Jack Pfiester

Jack Pfiester
Born: (1878-05-24)May 24, 1878
Cincinnati, Ohio
Died: October 3, 1953(1953-10-03) (aged 75)
Loveland, Ohio
Batted: Right Threw: Left
MLB debut
September 8, 1903, for the Pittsburgh Pirates
Last MLB appearance
May 10, 1911, for the Chicago Cubs
MLB statistics
Pitching Record 71-44
Earned run average 2.02
Strikeouts 503
Career highlights and awards

John (Jack) Albert Pfiester (May 24, 1878 in Cincinnati, Ohio – September 3, 1953), is a former professional baseball player who pitched in the Major Leagues from 1903 to 1911.

Pfiester finished with a 1.51 ERA in 1906 (one of the best rookie seasons by any pitcher since), and a 1.15 ERA in 1907. His career ERA is 2.02, 3rd lowest among pitchers with 1,000+ innings thrown, and he had a .617 winning percentage. On September 23, 1908 against the New York Giants he pitched a complete game, allowing five hits, all with a dislocated tendon in his pitching forearm. He had to be assisted off the field a few times after throwing curve balls. And as soon as the game ended he went to Ohio to be treated, his tendon snapped back into place by trainer Bonesetter Reese.

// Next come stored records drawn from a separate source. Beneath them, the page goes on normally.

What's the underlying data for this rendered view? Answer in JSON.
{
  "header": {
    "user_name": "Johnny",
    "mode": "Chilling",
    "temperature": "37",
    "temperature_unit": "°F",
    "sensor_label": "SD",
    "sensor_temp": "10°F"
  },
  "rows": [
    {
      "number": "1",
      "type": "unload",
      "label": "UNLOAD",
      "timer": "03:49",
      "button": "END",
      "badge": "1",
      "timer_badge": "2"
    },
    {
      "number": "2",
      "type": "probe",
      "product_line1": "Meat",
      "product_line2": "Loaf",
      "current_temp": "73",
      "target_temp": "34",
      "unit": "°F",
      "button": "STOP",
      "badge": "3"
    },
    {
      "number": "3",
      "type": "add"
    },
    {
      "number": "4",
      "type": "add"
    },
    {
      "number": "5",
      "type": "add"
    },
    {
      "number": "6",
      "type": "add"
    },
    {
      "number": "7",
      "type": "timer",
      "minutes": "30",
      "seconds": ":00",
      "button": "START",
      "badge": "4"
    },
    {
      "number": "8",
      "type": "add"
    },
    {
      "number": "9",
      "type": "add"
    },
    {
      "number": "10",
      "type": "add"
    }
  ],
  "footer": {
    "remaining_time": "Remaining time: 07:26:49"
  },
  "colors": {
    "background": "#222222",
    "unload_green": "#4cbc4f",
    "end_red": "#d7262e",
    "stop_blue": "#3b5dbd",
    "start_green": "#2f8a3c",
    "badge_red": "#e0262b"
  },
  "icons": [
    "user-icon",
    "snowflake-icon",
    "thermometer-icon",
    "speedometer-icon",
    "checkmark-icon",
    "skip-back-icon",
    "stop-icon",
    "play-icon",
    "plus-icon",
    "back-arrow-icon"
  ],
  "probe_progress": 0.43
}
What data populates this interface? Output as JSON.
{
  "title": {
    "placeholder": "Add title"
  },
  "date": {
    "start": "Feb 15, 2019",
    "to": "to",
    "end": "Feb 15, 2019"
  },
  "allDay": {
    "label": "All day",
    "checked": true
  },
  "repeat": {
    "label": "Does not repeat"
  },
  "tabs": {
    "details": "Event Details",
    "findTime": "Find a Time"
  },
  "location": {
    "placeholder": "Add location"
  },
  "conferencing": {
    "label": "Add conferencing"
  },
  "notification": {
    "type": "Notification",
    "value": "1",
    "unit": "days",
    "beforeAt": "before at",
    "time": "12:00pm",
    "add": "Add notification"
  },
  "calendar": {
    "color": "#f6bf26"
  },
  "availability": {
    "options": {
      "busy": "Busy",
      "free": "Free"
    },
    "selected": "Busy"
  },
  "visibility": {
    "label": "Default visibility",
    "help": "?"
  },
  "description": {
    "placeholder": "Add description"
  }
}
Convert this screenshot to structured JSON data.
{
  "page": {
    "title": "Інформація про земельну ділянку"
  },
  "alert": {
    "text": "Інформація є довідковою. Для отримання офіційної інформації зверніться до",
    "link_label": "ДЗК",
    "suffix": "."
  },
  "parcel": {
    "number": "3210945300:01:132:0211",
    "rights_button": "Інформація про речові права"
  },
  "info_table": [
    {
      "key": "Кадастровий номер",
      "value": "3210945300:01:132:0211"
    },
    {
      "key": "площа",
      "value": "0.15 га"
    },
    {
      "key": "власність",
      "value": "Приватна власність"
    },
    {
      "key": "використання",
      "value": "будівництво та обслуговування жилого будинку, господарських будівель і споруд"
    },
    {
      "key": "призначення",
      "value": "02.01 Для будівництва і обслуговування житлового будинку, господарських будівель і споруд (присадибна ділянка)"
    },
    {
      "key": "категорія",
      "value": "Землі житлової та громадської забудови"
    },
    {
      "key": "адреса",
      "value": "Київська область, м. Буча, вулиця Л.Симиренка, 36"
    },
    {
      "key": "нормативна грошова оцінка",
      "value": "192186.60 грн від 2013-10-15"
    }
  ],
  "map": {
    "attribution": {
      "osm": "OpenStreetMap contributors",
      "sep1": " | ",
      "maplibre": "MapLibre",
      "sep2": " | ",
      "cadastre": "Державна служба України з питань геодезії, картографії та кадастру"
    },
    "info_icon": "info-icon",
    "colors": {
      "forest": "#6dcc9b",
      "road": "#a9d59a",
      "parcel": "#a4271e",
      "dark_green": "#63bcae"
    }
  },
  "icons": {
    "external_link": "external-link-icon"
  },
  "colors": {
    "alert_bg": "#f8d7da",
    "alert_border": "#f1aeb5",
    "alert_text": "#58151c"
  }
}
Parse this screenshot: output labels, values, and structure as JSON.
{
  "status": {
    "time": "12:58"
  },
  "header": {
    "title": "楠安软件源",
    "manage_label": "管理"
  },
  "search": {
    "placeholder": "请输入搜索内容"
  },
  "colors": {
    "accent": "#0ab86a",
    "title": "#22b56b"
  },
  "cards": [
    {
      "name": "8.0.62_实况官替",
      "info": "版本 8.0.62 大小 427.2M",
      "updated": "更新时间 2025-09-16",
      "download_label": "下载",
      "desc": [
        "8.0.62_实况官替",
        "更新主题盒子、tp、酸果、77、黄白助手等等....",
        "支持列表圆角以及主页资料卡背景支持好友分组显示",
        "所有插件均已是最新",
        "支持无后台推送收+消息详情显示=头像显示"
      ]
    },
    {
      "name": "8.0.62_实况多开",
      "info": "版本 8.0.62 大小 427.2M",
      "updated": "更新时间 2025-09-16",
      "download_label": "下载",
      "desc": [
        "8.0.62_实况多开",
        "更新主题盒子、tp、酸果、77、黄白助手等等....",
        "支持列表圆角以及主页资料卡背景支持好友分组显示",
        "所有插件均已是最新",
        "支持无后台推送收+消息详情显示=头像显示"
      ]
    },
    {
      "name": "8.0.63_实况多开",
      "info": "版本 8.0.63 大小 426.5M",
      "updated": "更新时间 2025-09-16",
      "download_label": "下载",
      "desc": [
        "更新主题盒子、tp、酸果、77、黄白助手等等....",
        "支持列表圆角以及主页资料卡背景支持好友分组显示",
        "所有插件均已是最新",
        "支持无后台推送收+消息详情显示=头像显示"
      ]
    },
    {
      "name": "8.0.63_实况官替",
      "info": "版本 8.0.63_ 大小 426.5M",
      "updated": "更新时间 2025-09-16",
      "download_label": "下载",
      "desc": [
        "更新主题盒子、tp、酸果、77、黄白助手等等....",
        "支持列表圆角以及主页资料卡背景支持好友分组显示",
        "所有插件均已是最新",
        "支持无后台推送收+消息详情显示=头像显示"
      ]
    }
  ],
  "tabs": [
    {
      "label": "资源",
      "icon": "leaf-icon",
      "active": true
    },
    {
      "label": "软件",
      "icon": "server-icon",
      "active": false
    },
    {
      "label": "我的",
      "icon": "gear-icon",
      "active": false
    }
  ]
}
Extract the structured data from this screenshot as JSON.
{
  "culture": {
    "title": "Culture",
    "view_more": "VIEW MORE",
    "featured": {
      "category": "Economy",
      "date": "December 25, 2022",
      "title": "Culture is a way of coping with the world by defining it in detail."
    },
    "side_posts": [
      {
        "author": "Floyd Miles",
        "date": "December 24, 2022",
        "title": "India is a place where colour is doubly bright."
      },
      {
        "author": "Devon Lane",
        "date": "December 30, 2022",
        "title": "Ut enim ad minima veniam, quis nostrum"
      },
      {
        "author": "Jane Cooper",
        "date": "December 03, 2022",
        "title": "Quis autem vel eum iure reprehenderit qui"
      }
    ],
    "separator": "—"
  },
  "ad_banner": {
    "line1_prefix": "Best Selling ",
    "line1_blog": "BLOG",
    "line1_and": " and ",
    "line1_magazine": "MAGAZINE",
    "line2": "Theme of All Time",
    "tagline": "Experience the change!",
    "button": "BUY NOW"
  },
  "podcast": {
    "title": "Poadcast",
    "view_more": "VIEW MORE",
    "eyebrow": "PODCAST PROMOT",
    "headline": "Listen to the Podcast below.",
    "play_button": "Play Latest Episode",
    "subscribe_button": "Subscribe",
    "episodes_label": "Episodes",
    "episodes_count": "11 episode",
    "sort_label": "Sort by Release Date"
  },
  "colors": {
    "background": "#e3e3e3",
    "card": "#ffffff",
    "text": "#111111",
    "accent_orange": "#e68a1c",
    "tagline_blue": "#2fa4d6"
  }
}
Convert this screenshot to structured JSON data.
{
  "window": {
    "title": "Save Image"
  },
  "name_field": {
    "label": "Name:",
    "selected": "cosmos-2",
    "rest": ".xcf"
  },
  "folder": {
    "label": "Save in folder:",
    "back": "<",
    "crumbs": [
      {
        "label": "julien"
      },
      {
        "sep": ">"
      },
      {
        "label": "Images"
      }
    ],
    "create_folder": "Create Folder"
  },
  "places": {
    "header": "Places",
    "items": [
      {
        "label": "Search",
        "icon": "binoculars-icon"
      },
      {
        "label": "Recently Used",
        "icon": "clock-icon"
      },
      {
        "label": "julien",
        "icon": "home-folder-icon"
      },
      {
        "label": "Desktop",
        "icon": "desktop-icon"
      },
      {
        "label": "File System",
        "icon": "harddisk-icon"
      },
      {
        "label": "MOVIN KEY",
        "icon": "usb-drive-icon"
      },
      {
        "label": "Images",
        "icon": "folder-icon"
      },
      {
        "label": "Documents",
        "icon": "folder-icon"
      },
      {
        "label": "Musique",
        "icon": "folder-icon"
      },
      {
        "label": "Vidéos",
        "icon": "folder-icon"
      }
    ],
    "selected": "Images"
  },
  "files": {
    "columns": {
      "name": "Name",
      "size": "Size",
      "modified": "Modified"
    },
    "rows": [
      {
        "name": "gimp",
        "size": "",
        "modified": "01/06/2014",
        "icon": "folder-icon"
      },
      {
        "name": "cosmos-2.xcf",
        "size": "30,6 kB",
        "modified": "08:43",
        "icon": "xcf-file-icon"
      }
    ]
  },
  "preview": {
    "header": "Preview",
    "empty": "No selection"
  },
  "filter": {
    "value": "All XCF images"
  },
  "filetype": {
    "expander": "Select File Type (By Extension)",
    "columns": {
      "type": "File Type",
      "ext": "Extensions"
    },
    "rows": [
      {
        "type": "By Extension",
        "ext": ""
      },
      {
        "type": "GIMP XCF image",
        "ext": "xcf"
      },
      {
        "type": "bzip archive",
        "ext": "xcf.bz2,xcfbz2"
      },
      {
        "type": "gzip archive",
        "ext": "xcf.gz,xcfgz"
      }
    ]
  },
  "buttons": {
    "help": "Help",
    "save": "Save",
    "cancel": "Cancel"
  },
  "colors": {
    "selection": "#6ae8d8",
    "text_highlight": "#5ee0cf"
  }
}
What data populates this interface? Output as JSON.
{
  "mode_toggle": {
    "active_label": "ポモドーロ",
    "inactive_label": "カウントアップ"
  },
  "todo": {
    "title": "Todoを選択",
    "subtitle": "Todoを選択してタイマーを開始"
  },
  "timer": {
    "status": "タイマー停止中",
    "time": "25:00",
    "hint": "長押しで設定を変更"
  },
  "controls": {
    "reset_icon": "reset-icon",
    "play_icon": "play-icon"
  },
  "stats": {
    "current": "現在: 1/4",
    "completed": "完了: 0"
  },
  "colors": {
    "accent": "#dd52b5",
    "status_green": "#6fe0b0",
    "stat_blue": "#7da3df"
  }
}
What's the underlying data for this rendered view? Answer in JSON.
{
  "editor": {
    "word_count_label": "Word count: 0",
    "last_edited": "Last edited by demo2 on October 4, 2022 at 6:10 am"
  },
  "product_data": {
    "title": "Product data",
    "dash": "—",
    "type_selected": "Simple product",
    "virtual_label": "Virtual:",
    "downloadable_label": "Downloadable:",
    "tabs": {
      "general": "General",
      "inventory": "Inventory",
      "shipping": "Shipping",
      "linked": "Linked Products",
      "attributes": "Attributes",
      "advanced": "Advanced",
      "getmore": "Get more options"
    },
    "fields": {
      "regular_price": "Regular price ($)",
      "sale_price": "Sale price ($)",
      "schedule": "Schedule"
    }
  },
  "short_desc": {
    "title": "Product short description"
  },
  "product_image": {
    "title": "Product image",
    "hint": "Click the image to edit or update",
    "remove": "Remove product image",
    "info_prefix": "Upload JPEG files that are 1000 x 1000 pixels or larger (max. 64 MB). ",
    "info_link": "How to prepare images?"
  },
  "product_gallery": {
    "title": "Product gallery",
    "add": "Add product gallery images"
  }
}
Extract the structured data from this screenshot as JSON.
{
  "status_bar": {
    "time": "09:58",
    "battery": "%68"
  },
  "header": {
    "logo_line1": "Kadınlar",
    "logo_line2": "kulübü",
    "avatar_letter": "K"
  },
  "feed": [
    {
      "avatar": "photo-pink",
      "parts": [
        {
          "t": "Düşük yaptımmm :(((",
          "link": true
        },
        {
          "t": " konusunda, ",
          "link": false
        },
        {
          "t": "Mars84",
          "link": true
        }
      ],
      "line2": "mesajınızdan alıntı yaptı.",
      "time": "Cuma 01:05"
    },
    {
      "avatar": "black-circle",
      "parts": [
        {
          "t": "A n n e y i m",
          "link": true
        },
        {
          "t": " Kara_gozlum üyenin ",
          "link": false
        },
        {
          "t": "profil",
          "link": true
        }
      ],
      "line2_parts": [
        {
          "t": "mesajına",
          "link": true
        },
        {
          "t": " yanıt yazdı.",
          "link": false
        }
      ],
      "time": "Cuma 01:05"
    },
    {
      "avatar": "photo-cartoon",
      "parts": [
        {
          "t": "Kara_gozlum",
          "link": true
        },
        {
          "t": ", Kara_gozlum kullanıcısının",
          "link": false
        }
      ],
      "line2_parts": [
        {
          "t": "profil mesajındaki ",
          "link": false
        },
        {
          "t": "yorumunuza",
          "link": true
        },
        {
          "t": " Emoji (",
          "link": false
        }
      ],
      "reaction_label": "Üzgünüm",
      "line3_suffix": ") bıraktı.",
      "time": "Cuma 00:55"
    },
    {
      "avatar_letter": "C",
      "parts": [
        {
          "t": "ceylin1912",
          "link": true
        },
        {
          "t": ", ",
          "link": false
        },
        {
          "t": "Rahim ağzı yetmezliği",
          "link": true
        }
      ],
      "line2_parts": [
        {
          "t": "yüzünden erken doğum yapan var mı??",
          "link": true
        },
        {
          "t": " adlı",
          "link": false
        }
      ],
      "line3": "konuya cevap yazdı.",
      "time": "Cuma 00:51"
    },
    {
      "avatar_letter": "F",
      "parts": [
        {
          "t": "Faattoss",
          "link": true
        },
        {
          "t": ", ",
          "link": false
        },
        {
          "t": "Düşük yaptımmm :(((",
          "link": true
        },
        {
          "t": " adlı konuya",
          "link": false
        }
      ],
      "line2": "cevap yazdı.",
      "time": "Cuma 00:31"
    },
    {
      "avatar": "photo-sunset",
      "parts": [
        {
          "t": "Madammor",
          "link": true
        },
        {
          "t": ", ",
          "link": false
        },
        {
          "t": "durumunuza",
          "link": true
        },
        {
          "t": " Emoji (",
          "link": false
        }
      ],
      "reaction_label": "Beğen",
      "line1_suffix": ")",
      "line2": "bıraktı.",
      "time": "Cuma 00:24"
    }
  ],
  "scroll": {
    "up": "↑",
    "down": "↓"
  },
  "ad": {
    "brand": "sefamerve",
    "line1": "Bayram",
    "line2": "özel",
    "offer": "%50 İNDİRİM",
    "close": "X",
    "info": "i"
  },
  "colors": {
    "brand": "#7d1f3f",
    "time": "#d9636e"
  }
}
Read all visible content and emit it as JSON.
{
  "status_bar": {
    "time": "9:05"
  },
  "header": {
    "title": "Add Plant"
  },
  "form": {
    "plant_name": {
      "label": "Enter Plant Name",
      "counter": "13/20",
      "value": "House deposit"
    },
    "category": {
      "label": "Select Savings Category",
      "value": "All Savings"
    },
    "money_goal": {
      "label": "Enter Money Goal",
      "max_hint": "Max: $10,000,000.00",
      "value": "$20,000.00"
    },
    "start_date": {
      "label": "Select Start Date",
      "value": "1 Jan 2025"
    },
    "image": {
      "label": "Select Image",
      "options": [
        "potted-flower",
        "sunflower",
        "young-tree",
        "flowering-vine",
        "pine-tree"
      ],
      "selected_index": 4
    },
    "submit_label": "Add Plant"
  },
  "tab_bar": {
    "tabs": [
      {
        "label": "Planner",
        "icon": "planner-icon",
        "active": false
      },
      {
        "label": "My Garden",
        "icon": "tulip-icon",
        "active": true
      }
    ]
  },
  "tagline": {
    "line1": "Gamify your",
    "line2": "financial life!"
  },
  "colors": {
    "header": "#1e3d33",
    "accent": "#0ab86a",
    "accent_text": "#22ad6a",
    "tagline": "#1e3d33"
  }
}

Although Bonesetter got Pfiester throwing again, it would prove to be only a matter of time before the wear and tear got to Pfiester. In 1909, Pfiester posted 17 wins and a 2.43 ERA in his last full season. Over the next two years he would make 20 more appearances as a major league pitcher, and by the age of 33 he was done. After Pfiester's playing career ended, he and his wife settled in Ohio with their son, Jack Jr. Pfiester died in Loveland, Ohio, at the age of 75.[1]

Pfiester was the starting pitcher for the Chicago Cubs in Game 3 of the 1908 World Series, the team's last championship to date. He was also the winning pitcher of Game 2 of the 1907 World Series.

See also


  1. ^ "Jack Pfiester Stats". Baseball Almanac. Retrieved 2007-04-06. 

External links

  • Career statistics and player information from Baseball-Reference, or Fangraphs, or The Baseball Cube, or Baseball-Reference (Minors)
Pfiester in game 3 of the 1906 World Series.